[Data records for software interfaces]
● ● ● ●

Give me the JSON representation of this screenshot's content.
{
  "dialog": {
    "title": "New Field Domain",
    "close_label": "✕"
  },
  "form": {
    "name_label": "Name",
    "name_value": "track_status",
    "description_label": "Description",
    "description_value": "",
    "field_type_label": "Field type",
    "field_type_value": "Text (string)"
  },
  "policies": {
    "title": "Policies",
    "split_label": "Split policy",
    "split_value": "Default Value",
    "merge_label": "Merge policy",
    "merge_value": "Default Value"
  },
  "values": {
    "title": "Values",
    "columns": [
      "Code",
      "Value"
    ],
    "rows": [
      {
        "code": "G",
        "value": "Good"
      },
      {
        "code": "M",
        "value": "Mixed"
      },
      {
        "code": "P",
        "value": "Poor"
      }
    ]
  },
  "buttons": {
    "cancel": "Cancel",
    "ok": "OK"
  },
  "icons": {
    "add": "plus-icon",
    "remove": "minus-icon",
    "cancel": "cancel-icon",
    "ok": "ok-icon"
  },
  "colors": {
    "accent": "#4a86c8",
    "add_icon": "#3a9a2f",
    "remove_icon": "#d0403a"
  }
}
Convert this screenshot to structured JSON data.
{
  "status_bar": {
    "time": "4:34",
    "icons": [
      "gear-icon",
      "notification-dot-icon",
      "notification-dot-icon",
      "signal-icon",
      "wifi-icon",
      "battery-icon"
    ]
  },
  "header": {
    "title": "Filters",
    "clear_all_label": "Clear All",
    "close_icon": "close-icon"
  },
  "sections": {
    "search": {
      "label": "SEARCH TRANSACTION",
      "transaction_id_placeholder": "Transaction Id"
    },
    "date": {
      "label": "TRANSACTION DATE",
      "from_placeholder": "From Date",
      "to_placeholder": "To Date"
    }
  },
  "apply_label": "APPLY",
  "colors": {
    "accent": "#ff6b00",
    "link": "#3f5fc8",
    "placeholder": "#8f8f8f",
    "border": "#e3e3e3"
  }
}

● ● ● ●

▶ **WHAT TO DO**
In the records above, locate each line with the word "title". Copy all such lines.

▶ **EXPECTED ANSWER**
    "title": "New Field Domain",
    "title": "Policies",
    "title": "Values",
    "title": "Filters",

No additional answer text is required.